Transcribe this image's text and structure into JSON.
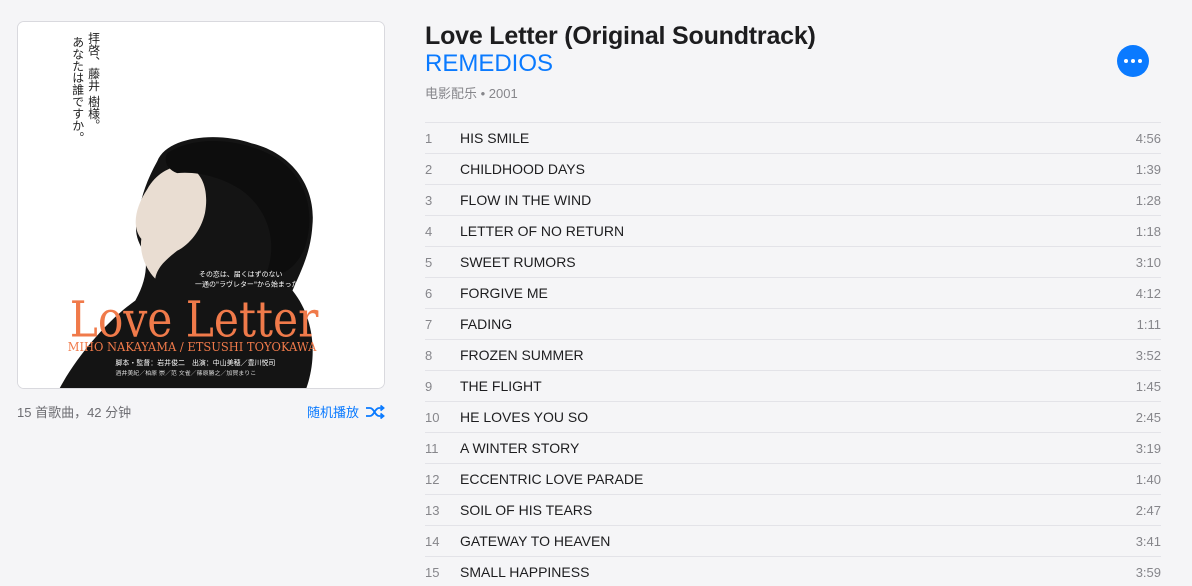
{
  "album": {
    "title": "Love Letter (Original Soundtrack)",
    "artist": "REMEDIOS",
    "genre_year": "电影配乐 • 2001",
    "summary": "15 首歌曲，42 分钟",
    "shuffle_label": "随机播放",
    "accent_color": "#0a7aff"
  },
  "artwork": {
    "vertical_text_1": "拝啓、藤井 樹様。",
    "vertical_text_2": "あなたは誰ですか。",
    "tagline_1": "その恋は、届くはずのない",
    "tagline_2": "一通の\"ラヴレター\"から始まった。",
    "logo": "Love Letter",
    "cast": "MIHO NAKAYAMA / ETSUSHI TOYOKAWA",
    "credits_1": "脚本・監督：岩井俊二　出演：中山美穂／豊川悦司",
    "credits_2": "酒井美紀／柏原 崇／范 文雀／篠原勝之／加賀まりこ"
  },
  "tracks": [
    {
      "num": "1",
      "name": "HIS SMILE",
      "duration": "4:56"
    },
    {
      "num": "2",
      "name": "CHILDHOOD DAYS",
      "duration": "1:39"
    },
    {
      "num": "3",
      "name": "FLOW IN THE WIND",
      "duration": "1:28"
    },
    {
      "num": "4",
      "name": "LETTER OF NO RETURN",
      "duration": "1:18"
    },
    {
      "num": "5",
      "name": "SWEET RUMORS",
      "duration": "3:10"
    },
    {
      "num": "6",
      "name": "FORGIVE ME",
      "duration": "4:12"
    },
    {
      "num": "7",
      "name": "FADING",
      "duration": "1:11"
    },
    {
      "num": "8",
      "name": "FROZEN SUMMER",
      "duration": "3:52"
    },
    {
      "num": "9",
      "name": "THE FLIGHT",
      "duration": "1:45"
    },
    {
      "num": "10",
      "name": "HE LOVES YOU SO",
      "duration": "2:45"
    },
    {
      "num": "11",
      "name": "A WINTER STORY",
      "duration": "3:19"
    },
    {
      "num": "12",
      "name": "ECCENTRIC LOVE PARADE",
      "duration": "1:40"
    },
    {
      "num": "13",
      "name": "SOIL OF HIS TEARS",
      "duration": "2:47"
    },
    {
      "num": "14",
      "name": "GATEWAY TO HEAVEN",
      "duration": "3:41"
    },
    {
      "num": "15",
      "name": "SMALL HAPPINESS",
      "duration": "3:59"
    }
  ]
}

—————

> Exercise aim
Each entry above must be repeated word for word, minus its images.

> Response to this task
Transcribe this image's text and structure into JSON.
{
  "album": {
    "title": "Love Letter (Original Soundtrack)",
    "artist": "REMEDIOS",
    "genre_year": "电影配乐 • 2001",
    "summary": "15 首歌曲，42 分钟",
    "shuffle_label": "随机播放",
    "accent_color": "#0a7aff"
  },
  "artwork": {
    "vertical_text_1": "拝啓、藤井 樹様。",
    "vertical_text_2": "あなたは誰ですか。",
    "tagline_1": "その恋は、届くはずのない",
    "tagline_2": "一通の\"ラヴレター\"から始まった。",
    "logo": "Love Letter",
    "cast": "MIHO NAKAYAMA / ETSUSHI TOYOKAWA",
    "credits_1": "脚本・監督：岩井俊二　出演：中山美穂／豊川悦司",
    "credits_2": "酒井美紀／柏原 崇／范 文雀／篠原勝之／加賀まりこ"
  },
  "tracks": [
    {
      "num": "1",
      "name": "HIS SMILE",
      "duration": "4:56"
    },
    {
      "num": "2",
      "name": "CHILDHOOD DAYS",
      "duration": "1:39"
    },
    {
      "num": "3",
      "name": "FLOW IN THE WIND",
      "duration": "1:28"
    },
    {
      "num": "4",
      "name": "LETTER OF NO RETURN",
      "duration": "1:18"
    },
    {
      "num": "5",
      "name": "SWEET RUMORS",
      "duration": "3:10"
    },
    {
      "num": "6",
      "name": "FORGIVE ME",
      "duration": "4:12"
    },
    {
      "num": "7",
      "name": "FADING",
      "duration": "1:11"
    },
    {
      "num": "8",
      "name": "FROZEN SUMMER",
      "duration": "3:52"
    },
    {
      "num": "9",
      "name": "THE FLIGHT",
      "duration": "1:45"
    },
    {
      "num": "10",
      "name": "HE LOVES YOU SO",
      "duration": "2:45"
    },
    {
      "num": "11",
      "name": "A WINTER STORY",
      "duration": "3:19"
    },
    {
      "num": "12",
      "name": "ECCENTRIC LOVE PARADE",
      "duration": "1:40"
    },
    {
      "num": "13",
      "name": "SOIL OF HIS TEARS",
      "duration": "2:47"
    },
    {
      "num": "14",
      "name": "GATEWAY TO HEAVEN",
      "duration": "3:41"
    },
    {
      "num": "15",
      "name": "SMALL HAPPINESS",
      "duration": "3:59"
    }
  ]
}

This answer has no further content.